Curragh trainer Kevin Bell won the last renewal of the Mr What Cup, with Martin, owned by P. A. 'Pakie' Cummins and ridden by Michael Grassick. The cup would warrant display in the Irish Racing Archive - inching closer to reality - if anybody knows what became of it.
In 1959 Michael Scudamore landed the prize on farmer Johnny Bigg's bay gelding OXO, only to be upbraided by the trainer, Willie Stephenson, for hitting the front too early. Stephenson had sent Scudamore off with the terse instruction: "Give him a chance and hit him only as a last resort."
The race could hardly have gone better, with Oxo giving a near perfect ride, while the horses that might have upset him, Mr What and Wyndburgh, suffered, respectively, from the cruel hand of the handicapper and misfortune. Mr What was weighed down with 11st 9lb and his gallant effort fizzled out with two fences to go, leaving Oxo and Wyndburgh to contest the finish.
These two had been in each other's company, handily placed almost throughout the race and Scudamore remembers Tim Brookshaw, Wyndburgh's jockey, calling out to him as they jumped the water near the front: "At least we'll be on the film."
He was referring to Pathé's delayed newsreel footage, which was the only way to watch the National then, apart from going to the course. Mirabel Topham, Aintree's fearsome owner, was always worried that television coverage would keep the crowds away and the race was not screened live on the BBC for another 12 months.
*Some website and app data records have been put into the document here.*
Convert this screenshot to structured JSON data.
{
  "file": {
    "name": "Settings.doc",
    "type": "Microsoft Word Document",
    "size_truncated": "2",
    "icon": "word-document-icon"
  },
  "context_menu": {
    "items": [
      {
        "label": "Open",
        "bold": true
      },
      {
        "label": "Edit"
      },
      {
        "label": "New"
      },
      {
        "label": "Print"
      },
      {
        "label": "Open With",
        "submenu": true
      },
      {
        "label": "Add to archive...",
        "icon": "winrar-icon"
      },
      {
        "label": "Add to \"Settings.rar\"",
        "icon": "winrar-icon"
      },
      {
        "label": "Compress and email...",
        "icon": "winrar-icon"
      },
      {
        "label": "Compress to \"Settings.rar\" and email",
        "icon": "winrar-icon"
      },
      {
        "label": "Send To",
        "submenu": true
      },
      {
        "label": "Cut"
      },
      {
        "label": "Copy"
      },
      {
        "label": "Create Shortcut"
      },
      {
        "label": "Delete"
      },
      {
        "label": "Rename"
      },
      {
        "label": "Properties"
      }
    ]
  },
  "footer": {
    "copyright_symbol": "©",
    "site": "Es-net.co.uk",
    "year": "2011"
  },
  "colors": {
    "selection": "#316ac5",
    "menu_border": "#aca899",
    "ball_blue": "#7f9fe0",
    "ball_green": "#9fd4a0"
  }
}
Brookshaw's next comment was more dramatic. "When we jumped Becher's for the second time, Tim shouted across to me that he'd broken his stirrup leather," Scudamore says. "I didn't answer him back, I just thought, 'That's a good thing, it'll help me a bit."
He needed all the help he could get because Brookshaw's bad luck resulted in one of the most skilful pieces of riding the National has ever witnessed. Rather than pulling up, as he might have done, Brookshaw kicked his other foot free and rode the rest of the race without irons. He did this so brilliantly that, although Oxo had a big advantage clearing the last, his lead by the winning post had been whittled down to one-and-a-half lengths. "I could hear Tim and Wyndburgh behind me all the time," Scudamore says, "and although mine kept going and jumping, we hit the last very hard. It seemed a long time from the final fence to the finish."
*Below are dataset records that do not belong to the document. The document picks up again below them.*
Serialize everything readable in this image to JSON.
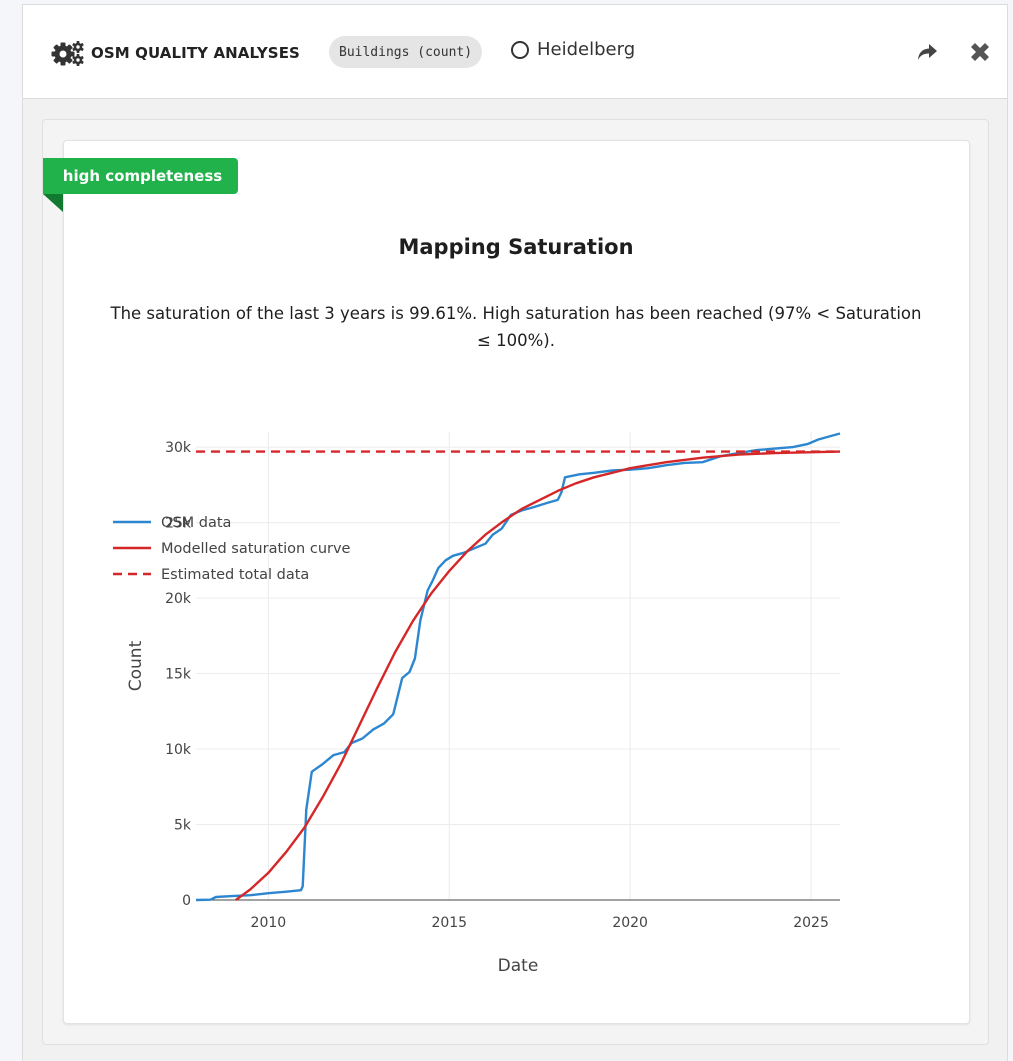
{
  "header": {
    "title": "OSM QUALITY ANALYSES",
    "topic": "Buildings (count)",
    "region": "Heidelberg"
  },
  "card": {
    "badge": "high completeness",
    "title": "Mapping Saturation",
    "description": "The saturation of the last 3 years is 99.61%. High saturation has been reached (97% < Saturation ≤ 100%)."
  },
  "colors": {
    "osm_line": "#2c86d0",
    "model_line": "#d62728",
    "badge_green": "#21b24b"
  },
  "chart_data": {
    "type": "line",
    "xlabel": "Date",
    "ylabel": "Count",
    "xlim": [
      2008,
      2025.8
    ],
    "ylim": [
      0,
      31000
    ],
    "x_ticks": [
      2010,
      2015,
      2020,
      2025
    ],
    "y_ticks": [
      0,
      5000,
      10000,
      15000,
      20000,
      25000,
      30000
    ],
    "y_tick_labels": [
      "0",
      "5k",
      "10k",
      "15k",
      "20k",
      "25k",
      "30k"
    ],
    "grid": true,
    "legend_position": "top-left",
    "series": [
      {
        "name": "OSM data",
        "style": "solid",
        "color": "#2c86d0",
        "points": [
          [
            2008.0,
            0
          ],
          [
            2008.4,
            20
          ],
          [
            2008.55,
            200
          ],
          [
            2009.0,
            260
          ],
          [
            2009.5,
            320
          ],
          [
            2010.0,
            450
          ],
          [
            2010.5,
            550
          ],
          [
            2010.9,
            650
          ],
          [
            2010.95,
            900
          ],
          [
            2011.05,
            6000
          ],
          [
            2011.2,
            8500
          ],
          [
            2011.5,
            9000
          ],
          [
            2011.8,
            9600
          ],
          [
            2012.1,
            9800
          ],
          [
            2012.3,
            10400
          ],
          [
            2012.6,
            10700
          ],
          [
            2012.9,
            11300
          ],
          [
            2013.2,
            11700
          ],
          [
            2013.45,
            12300
          ],
          [
            2013.7,
            14700
          ],
          [
            2013.9,
            15100
          ],
          [
            2014.05,
            16000
          ],
          [
            2014.2,
            18500
          ],
          [
            2014.4,
            20500
          ],
          [
            2014.55,
            21200
          ],
          [
            2014.7,
            22000
          ],
          [
            2014.9,
            22500
          ],
          [
            2015.1,
            22800
          ],
          [
            2015.4,
            23000
          ],
          [
            2015.7,
            23300
          ],
          [
            2016.0,
            23600
          ],
          [
            2016.2,
            24200
          ],
          [
            2016.45,
            24600
          ],
          [
            2016.7,
            25500
          ],
          [
            2017.0,
            25800
          ],
          [
            2017.3,
            26000
          ],
          [
            2017.7,
            26300
          ],
          [
            2018.0,
            26500
          ],
          [
            2018.1,
            27000
          ],
          [
            2018.2,
            28000
          ],
          [
            2018.6,
            28200
          ],
          [
            2019.0,
            28300
          ],
          [
            2019.5,
            28450
          ],
          [
            2020.0,
            28500
          ],
          [
            2020.5,
            28600
          ],
          [
            2021.0,
            28800
          ],
          [
            2021.5,
            28950
          ],
          [
            2022.0,
            29000
          ],
          [
            2022.5,
            29400
          ],
          [
            2023.0,
            29600
          ],
          [
            2023.5,
            29800
          ],
          [
            2024.0,
            29900
          ],
          [
            2024.5,
            30000
          ],
          [
            2024.9,
            30200
          ],
          [
            2025.2,
            30500
          ],
          [
            2025.5,
            30700
          ],
          [
            2025.8,
            30900
          ]
        ]
      },
      {
        "name": "Modelled saturation curve",
        "style": "solid",
        "color": "#d62728",
        "points": [
          [
            2009.1,
            0
          ],
          [
            2009.5,
            700
          ],
          [
            2010.0,
            1800
          ],
          [
            2010.5,
            3200
          ],
          [
            2011.0,
            4800
          ],
          [
            2011.5,
            6800
          ],
          [
            2012.0,
            9000
          ],
          [
            2012.5,
            11500
          ],
          [
            2013.0,
            14000
          ],
          [
            2013.5,
            16400
          ],
          [
            2014.0,
            18500
          ],
          [
            2014.5,
            20300
          ],
          [
            2015.0,
            21800
          ],
          [
            2015.5,
            23100
          ],
          [
            2016.0,
            24200
          ],
          [
            2016.5,
            25100
          ],
          [
            2017.0,
            25900
          ],
          [
            2017.5,
            26500
          ],
          [
            2018.0,
            27100
          ],
          [
            2018.5,
            27600
          ],
          [
            2019.0,
            28000
          ],
          [
            2019.5,
            28300
          ],
          [
            2020.0,
            28600
          ],
          [
            2021.0,
            29000
          ],
          [
            2022.0,
            29300
          ],
          [
            2023.0,
            29500
          ],
          [
            2024.0,
            29600
          ],
          [
            2025.8,
            29700
          ]
        ]
      },
      {
        "name": "Estimated total data",
        "style": "dashed",
        "color": "#d62728",
        "points": [
          [
            2008.0,
            29700
          ],
          [
            2025.8,
            29700
          ]
        ]
      }
    ]
  }
}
In 1962 MR WHAT came 3rd again, with WYNDBURGH again in 2nd place, this time with KILMORE the Winner(owned by Nat Cohen, producer of the films Murder on the Orient Express & Far from the Madding Crowd etc)
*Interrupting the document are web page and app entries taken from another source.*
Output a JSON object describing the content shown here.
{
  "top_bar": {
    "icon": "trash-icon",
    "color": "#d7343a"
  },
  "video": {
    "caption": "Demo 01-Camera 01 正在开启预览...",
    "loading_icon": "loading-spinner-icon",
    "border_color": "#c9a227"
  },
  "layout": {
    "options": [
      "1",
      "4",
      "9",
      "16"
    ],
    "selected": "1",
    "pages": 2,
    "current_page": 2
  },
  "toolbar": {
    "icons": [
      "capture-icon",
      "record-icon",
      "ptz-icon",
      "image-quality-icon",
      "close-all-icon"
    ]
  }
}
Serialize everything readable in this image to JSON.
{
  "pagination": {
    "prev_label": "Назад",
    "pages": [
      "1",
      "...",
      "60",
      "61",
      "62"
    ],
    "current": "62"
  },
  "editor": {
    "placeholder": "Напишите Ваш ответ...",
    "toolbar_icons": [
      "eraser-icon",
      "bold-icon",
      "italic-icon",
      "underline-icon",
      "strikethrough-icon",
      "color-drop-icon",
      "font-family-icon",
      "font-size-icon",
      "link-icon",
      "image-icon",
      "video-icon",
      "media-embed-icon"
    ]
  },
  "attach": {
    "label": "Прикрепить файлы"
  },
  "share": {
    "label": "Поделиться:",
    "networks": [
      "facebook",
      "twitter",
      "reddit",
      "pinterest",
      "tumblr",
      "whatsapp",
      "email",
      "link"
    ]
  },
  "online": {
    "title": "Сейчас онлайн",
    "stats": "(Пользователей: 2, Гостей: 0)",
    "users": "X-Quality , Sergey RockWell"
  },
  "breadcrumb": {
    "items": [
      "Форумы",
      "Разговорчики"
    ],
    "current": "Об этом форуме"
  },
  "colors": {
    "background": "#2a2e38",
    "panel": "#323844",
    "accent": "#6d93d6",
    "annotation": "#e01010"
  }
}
Mr David 'Tone' Coughlan returns with his wife to Skibbereen in 1958
Mr What (centre) in the 1962 Grand National 3rd behind Kilmore
Jacobs Biscuit Tin featuring Mr What & Arthur Freeman, D J Coughlan named as owner
Shot Glass featuring Mr What, part of set of 6 National winners made in France in the 1960's
MR WHAT AND ARTHUR FREEMAN - GRAND NATIONAL WINNERS 1958 FRIDGE MAGNET
MR WHAT AND ARTHUR FREEMAN - GRAND NATIONAL WINNERS 1958 KEYCHAIN